Three myths about social listening and three reasons why it matters to your brand

Social listening is a valuable practice for any brand or business in order to gain insight to maximize engagement with consumers.  While social listening provides a great solution to help, many brands and business may still have misunderstandings about what social listening is.  Social listening is defined as “an active process of attending to, observing, interpreting, and responding to a variety of stimuli through mediated, electronic, and social channels” (Stewart & Arnold, 2017).  This means that brands and businesses can use an active approach to tune into messages of consumers, make sense of this data, and respond to and engage with their community accordingly.  

The are a few myths surrounding social listening.  First, social listening and social media monitoring are not the same thing.  By definition and in practice, social listening is an active process resulting in actionable response; monitoring is passive behavior which does not necessarily illicit response.  The second myth is that social listening is the same as vanity metrics.  This is simply not true.  Social listening provides a context by which to consider vanity metrics, but social listening and vanity metrics provide different perspectives.  Shortly, the purposes of social listening are discussed which also demonstrate the difference between social listening and vanity metrics.  Lastly, it is a myth that social listening is not valuable to a given brand or industry.  Regardless of the size, location, market, industry, product or brand, social listening has a purpose whenever an organization has a social presence.  Listening invites the gathering of data from spontaneous chatter online in the form of several purposes.  These purposes to social listening include: (1) community building, (2) customer relationship management (CRM), (3) crisis preparedness, management, & response, (4) product support and innovation, (5) competitive insights, and (6) talent recruitment (Stewart & Arnold, 2018). 

Three reasons why businesses and brands need to be practicing social listening are include:

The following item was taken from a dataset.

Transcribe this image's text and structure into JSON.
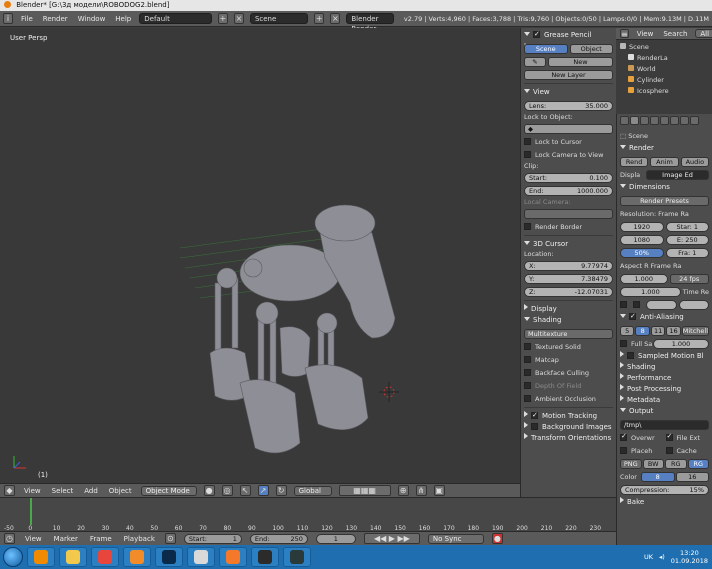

  1. Benefits to enhancing the quality of online relationships with consumers
  2. Ability to provide a competitive edge 
  3. Supports humanizing the digital experience 

First, when it comes to relationships, just think about the way that we initiate human relationships online.  Relationships are built on listening to a series of self-disclosures.  Brands’ relationships with consumers are no different.  Social listening is a cornerstone strategy of effective CRM. Second, listening gives you a competitive edge.  By listening to the needs of consumers, you can provide precise solutions for their needs.  You can add value in response to their established needs as an active audience.  Social listening fosters the ability for brands to be responsive and innovative.  Social listening allows brands to humanize their consumer experience during a time of increasing automation online.  By understanding more about the consumers you are trying to reach through the process of social listening, your brand is better positioned to connect with them through an improved social presence, provide engaging and valuable content, and be increasingly responsive to your audience.  

About the author:

Margaret C. Stewart, SMS, Ph.D. is an Associate Professor of Communication Studies at the University of North Florida (UNF) where she teaches courses in communication theory, professional public speaking, mediated communication, and strategic social media in the School of Communication.  She is also a certified Social Media Strategist (SMS) and trainer through the National Institute for Social Media (NISM) and a consultant for Socially Inspired, LLC.  She offers training and coaching on social listening, social media for crisis management, public speaking, interview training, and communication in leadership. Margaret is passionate about sharing her knowledge with students, practitioners, and fellow educators, and is committed to providing training that is engaging, valuable, and empowering.  Contact:  [email protected]


Stewart, M. C. & Arnold, C. L. (2017). Defining social listening: Recognizing an emerging 

dimension of listening. International Journal of Listening, 32(2), 85-100. doi: 


Stewart, M.C. & Arnold, C.L. (2018).  Interpersonal and organizational social listening 

purposes in a global mediated society.  Florida Communication Association 

Convention, Orlando, FL, October 2018.